▶ _WHAT IS NEEDED_:
In the records below, find the lines that include "kana" and copy each.

<<<<

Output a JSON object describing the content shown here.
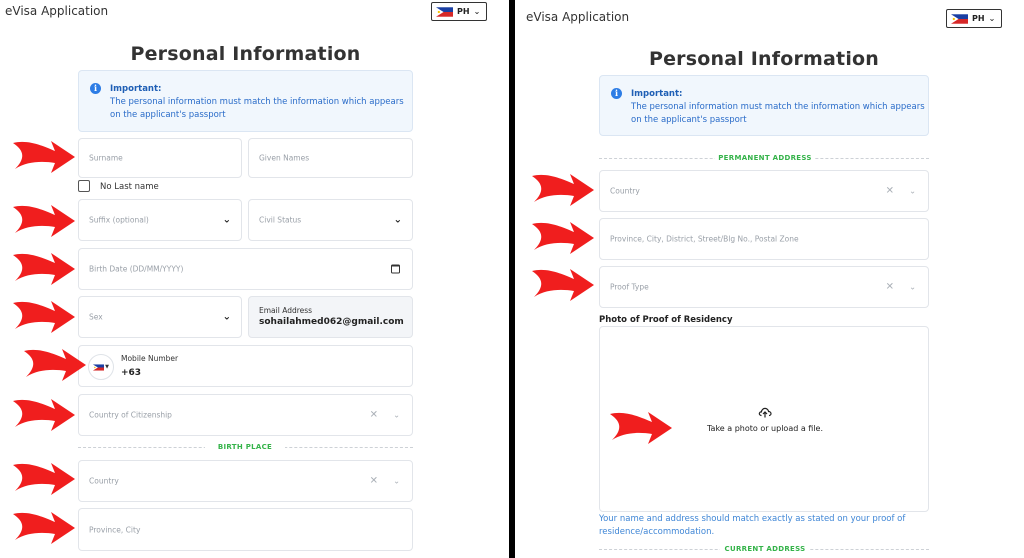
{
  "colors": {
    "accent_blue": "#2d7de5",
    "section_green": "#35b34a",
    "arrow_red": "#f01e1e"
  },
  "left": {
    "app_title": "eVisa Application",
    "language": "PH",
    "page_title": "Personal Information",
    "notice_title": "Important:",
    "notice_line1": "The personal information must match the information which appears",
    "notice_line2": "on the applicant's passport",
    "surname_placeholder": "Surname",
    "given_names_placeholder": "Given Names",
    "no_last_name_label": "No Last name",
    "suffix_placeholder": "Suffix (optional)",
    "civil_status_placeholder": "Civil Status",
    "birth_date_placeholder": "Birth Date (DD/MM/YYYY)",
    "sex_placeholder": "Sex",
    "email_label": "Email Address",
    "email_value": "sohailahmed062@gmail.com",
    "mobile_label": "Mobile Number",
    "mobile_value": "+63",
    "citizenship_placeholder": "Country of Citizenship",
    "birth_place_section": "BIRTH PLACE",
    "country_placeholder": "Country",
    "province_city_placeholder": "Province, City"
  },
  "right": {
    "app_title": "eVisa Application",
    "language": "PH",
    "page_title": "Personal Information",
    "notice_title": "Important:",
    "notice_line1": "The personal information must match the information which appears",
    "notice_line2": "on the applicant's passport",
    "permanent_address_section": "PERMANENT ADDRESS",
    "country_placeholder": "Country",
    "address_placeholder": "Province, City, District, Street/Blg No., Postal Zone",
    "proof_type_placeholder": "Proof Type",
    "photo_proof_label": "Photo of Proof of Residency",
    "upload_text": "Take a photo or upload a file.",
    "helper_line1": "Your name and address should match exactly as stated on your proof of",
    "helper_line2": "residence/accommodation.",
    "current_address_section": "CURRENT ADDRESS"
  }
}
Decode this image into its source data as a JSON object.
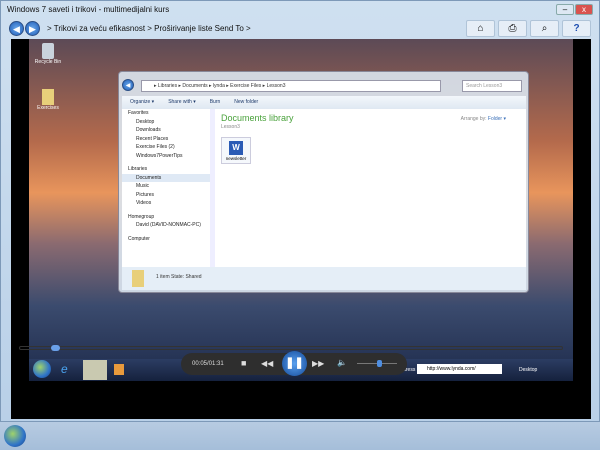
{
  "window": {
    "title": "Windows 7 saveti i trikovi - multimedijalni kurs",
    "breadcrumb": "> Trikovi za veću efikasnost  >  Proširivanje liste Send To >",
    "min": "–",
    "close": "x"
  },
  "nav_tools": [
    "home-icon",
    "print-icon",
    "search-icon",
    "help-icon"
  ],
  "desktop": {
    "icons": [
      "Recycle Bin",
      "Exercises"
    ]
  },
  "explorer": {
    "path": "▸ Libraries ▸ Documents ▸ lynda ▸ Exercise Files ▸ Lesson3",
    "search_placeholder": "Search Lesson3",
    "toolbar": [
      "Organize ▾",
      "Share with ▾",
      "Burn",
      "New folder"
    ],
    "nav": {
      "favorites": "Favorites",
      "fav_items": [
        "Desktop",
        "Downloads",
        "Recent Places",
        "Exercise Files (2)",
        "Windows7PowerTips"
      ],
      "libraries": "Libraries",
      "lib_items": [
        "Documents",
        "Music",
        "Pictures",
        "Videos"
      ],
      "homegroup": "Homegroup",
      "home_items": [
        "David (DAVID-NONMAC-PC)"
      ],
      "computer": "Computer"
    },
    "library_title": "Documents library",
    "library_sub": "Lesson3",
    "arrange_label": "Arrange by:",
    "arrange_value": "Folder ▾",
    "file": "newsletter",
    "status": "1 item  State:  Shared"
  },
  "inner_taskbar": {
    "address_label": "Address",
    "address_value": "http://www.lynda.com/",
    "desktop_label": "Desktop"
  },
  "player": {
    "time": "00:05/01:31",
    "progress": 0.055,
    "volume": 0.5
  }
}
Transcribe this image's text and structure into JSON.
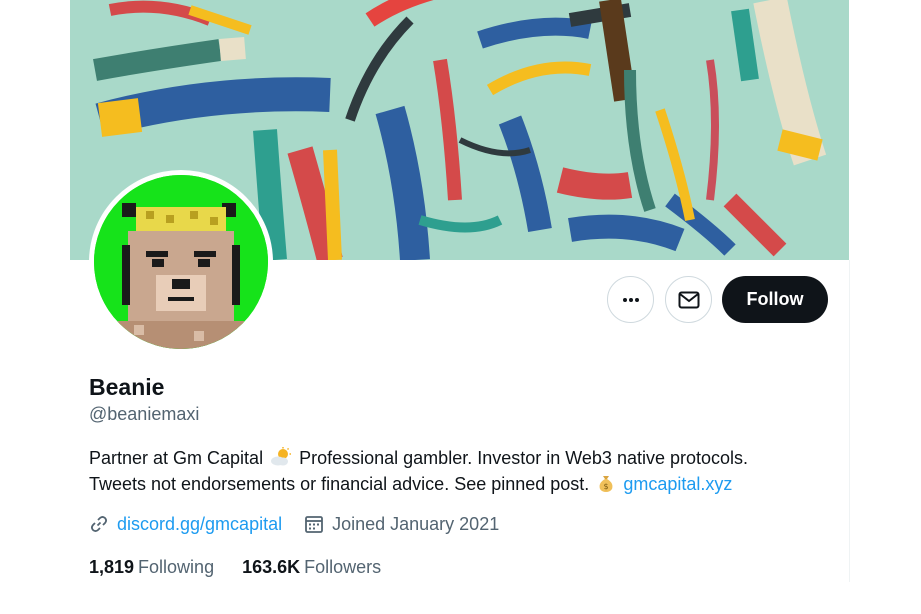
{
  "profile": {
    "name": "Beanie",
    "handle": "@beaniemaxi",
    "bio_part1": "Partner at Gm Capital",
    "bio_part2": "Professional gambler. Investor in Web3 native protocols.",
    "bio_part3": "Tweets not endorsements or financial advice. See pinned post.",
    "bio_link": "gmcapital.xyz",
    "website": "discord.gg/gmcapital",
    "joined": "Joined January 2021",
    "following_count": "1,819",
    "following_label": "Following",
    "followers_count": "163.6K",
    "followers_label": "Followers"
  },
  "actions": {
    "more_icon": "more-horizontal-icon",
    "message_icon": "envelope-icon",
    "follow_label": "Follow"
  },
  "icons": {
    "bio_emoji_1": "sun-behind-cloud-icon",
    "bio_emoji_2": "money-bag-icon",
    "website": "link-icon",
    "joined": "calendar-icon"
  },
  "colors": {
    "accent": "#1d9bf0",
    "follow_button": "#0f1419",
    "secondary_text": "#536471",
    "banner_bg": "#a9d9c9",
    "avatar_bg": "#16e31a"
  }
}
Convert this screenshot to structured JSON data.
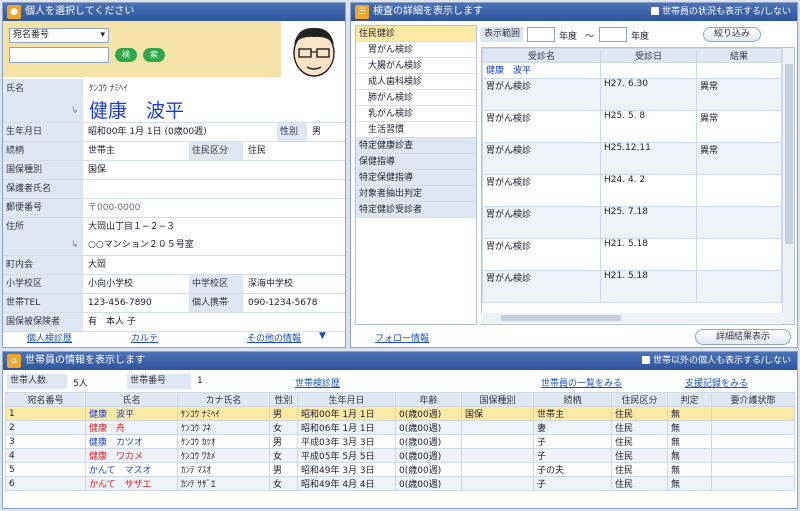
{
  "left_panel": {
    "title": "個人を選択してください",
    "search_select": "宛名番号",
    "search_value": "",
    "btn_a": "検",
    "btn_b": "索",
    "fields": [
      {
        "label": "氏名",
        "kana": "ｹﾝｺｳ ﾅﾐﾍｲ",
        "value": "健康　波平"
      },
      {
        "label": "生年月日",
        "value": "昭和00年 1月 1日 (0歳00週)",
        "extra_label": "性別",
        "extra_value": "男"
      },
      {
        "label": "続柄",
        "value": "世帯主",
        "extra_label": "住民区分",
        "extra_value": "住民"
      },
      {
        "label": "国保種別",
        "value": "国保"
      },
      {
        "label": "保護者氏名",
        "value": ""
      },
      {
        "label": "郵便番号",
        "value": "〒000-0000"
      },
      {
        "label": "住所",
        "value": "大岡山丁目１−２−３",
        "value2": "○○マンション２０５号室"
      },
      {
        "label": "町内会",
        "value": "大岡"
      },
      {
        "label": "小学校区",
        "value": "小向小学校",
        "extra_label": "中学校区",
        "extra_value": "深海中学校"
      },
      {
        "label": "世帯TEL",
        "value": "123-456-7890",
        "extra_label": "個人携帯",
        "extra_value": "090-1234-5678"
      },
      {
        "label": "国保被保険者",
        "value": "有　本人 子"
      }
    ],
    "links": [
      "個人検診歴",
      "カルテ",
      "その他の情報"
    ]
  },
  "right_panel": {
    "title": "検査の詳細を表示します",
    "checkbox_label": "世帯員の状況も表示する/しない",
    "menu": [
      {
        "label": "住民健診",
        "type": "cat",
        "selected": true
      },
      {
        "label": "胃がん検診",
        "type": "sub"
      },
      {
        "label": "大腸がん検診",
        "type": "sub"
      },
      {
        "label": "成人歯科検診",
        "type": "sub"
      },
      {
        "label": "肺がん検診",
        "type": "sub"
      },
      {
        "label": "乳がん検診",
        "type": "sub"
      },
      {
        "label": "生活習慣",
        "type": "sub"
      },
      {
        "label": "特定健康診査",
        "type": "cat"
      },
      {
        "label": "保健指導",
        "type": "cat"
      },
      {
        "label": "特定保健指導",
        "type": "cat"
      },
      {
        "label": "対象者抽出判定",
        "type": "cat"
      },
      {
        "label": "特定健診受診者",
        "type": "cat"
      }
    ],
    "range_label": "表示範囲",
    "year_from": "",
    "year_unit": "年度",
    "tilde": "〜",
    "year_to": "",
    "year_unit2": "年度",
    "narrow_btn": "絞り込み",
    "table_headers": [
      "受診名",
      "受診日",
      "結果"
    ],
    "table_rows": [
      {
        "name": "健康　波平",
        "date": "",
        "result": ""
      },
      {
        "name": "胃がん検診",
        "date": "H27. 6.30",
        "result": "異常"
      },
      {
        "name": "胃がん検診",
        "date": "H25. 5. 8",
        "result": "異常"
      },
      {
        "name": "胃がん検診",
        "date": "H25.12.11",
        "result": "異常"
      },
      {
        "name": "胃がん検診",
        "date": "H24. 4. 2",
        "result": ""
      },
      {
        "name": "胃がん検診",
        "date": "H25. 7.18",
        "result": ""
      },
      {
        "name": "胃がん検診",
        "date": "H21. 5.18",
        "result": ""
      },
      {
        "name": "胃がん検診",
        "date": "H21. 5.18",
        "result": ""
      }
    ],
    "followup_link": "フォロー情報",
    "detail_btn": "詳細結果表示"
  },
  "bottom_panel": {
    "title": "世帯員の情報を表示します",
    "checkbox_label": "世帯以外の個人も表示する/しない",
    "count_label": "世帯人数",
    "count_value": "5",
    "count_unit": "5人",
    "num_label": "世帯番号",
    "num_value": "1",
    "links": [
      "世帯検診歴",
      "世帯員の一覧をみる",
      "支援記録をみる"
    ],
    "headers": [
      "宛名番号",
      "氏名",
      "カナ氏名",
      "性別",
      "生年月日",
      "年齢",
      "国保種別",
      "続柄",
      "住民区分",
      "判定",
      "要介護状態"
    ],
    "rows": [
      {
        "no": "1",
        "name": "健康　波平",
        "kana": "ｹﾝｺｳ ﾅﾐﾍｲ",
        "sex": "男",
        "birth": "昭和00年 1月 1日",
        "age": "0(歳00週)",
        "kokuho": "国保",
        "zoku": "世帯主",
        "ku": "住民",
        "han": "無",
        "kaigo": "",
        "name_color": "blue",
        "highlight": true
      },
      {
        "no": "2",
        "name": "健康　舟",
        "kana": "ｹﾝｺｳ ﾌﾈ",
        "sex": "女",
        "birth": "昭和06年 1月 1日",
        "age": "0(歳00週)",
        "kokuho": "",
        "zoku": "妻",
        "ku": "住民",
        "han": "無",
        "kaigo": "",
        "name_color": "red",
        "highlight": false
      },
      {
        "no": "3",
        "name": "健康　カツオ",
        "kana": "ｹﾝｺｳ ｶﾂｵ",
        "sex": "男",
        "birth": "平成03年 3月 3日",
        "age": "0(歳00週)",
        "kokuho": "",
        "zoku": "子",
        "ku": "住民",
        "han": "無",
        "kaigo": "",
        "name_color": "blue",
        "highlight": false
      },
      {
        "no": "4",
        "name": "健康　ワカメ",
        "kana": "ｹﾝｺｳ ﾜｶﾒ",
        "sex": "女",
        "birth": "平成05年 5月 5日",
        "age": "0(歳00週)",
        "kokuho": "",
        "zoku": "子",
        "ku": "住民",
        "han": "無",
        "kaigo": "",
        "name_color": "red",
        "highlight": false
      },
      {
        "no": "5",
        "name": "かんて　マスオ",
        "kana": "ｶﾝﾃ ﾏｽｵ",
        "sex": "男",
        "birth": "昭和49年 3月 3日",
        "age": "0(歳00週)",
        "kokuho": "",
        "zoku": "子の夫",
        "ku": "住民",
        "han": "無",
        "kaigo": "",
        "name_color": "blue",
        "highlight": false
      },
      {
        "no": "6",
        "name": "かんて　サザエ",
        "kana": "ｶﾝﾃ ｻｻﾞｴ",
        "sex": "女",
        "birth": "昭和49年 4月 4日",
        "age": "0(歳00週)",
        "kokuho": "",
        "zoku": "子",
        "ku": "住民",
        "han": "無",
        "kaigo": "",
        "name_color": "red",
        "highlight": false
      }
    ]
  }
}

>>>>

▶ _WRITTEN ANSWER_:
        "kana": "ｹﾝｺｳ ﾅﾐﾍｲ",
        "kana": "ｹﾝｺｳ ﾅﾐﾍｲ",
        "kana": "ｹﾝｺｳ ﾌﾈ",
        "kana": "ｹﾝｺｳ ｶﾂｵ",
        "kana": "ｹﾝｺｳ ﾜｶﾒ",
        "kana": "ｶﾝﾃ ﾏｽｵ",
        "kana": "ｶﾝﾃ ｻｻﾞｴ",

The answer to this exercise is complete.